Problem details
Line by line, copy all of the data exactly.

Dataset entries
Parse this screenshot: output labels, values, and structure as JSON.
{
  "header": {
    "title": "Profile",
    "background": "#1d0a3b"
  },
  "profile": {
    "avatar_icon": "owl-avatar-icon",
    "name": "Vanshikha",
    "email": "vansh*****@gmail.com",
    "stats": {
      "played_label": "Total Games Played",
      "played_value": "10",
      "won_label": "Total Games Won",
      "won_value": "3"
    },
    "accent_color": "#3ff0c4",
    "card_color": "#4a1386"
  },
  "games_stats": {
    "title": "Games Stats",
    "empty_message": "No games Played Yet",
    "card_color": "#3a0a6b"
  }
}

Answer section
Parse this screenshot: output labels, values, and structure as JSON.
{
  "header": {
    "title": "Profile",
    "background": "#1d0a3b"
  },
  "profile": {
    "avatar_icon": "owl-avatar-icon",
    "name": "Vanshikha",
    "email": "vansh*****@gmail.com",
    "stats": {
      "played_label": "Total Games Played",
      "played_value": "10",
      "won_label": "Total Games Won",
      "won_value": "3"
    },
    "accent_color": "#3ff0c4",
    "card_color": "#4a1386"
  },
  "games_stats": {
    "title": "Games Stats",
    "empty_message": "No games Played Yet",
    "card_color": "#3a0a6b"
  }
}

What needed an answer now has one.